Surrey Police Board clarifies role of City Council in the Surrey Police transition

Surrey Police Service now exists under authority of provincial government – not that of local government

THE Surrey Police Board on Monday addressed recent public statements related to pausing or stopping the police transition and the development of the Surrey Police Service (SPS).
The provincial government approved the SPS transition plan in February 2020. Subsequently the Province created the Surrey Police Board, that legally established the Service under the Police Act. As such, the Surrey Police Service now exists under the authority of the provincial government, not that of the local government.
The Board said that the claim by some parties that a mayor and city council could unilaterally pause or stop the development of SPS is misinformed. The mayor and city council cannot make this decision without the approval of the Province.
The Board said that the mayor and council’s role with SPS includes funding the Service and identifying local priorities, goals and objectives which the Service will integrate into its strategic plan. No city council or mayor has the ability to direct either the administration or operations of a police service.

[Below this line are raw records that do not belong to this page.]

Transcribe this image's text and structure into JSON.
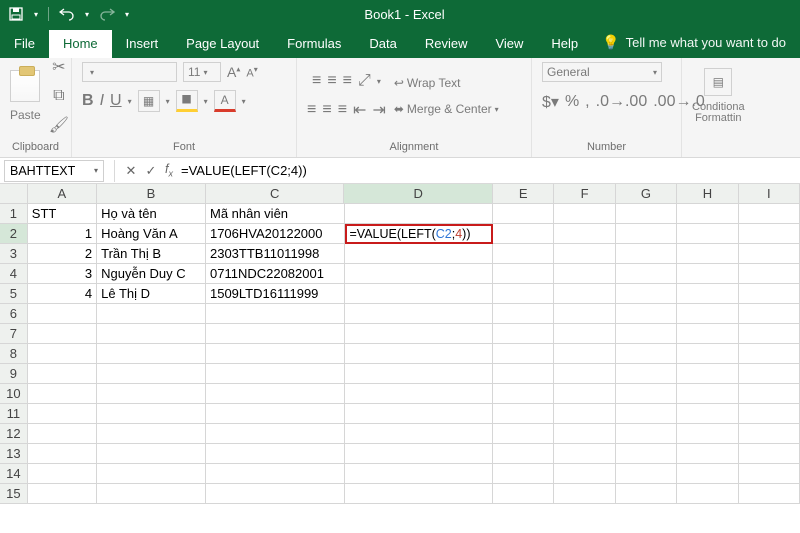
{
  "title": "Book1 - Excel",
  "tabs": {
    "file": "File",
    "home": "Home",
    "insert": "Insert",
    "pagelayout": "Page Layout",
    "formulas": "Formulas",
    "data": "Data",
    "review": "Review",
    "view": "View",
    "help": "Help",
    "tellme": "Tell me what you want to do"
  },
  "ribbon": {
    "clipboard": {
      "paste": "Paste",
      "label": "Clipboard"
    },
    "font": {
      "family": "",
      "size": "11",
      "bold": "B",
      "italic": "I",
      "underline": "U",
      "incA": "A",
      "decA": "A",
      "label": "Font"
    },
    "alignment": {
      "wrap": "Wrap Text",
      "merge": "Merge & Center",
      "label": "Alignment"
    },
    "number": {
      "format": "General",
      "label": "Number"
    },
    "styles": {
      "cond": "Conditiona",
      "cond2": "Formattin"
    }
  },
  "namebox": "BAHTTEXT",
  "formula_text": "=VALUE(LEFT(C2;4))",
  "columns": [
    "A",
    "B",
    "C",
    "D",
    "E",
    "F",
    "G",
    "H",
    "I"
  ],
  "active_col_index": 3,
  "active_row": 2,
  "rows": 15,
  "headers": {
    "A": "STT",
    "B": "Họ và tên",
    "C": "Mã nhân viên"
  },
  "data": [
    {
      "A": "1",
      "B": "Hoàng Văn A",
      "C": "1706HVA20122000"
    },
    {
      "A": "2",
      "B": "Trần Thị B",
      "C": "2303TTB11011998"
    },
    {
      "A": "3",
      "B": "Nguyễn Duy C",
      "C": "0711NDC22082001"
    },
    {
      "A": "4",
      "B": "Lê Thị D",
      "C": "1509LTD16111999"
    }
  ],
  "editing_cell": {
    "prefix": "=VALUE(LEFT(",
    "ref": "C2",
    "sep": ";",
    "num": "4",
    "suffix": "))"
  }
}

The Board pointed out that the structure of policing in British Columbia is designed to insulate police services and departments from politics. Police boards are an essential aspect of this structure. While the mayor is Chair of, and spokesperson for the Board, he or she does not have a vote, except in the case of a tie.
The Board said that while it is clear that the continuing development of SPS will unfortunately be politicized in the upcoming municipal election, it is necessary for the Board to protect the Service from political interference. It is also necessary for the Board to ensure Surrey citizens have the facts on this matter.
The Board said it acknowledges the commitment and dedication of the RCMP who have served Surrey for the last 70 years. However, with a growing city, soon to be the largest in B.C., it is necessary to have a police service that is accountable to the civilian oversight of a police board.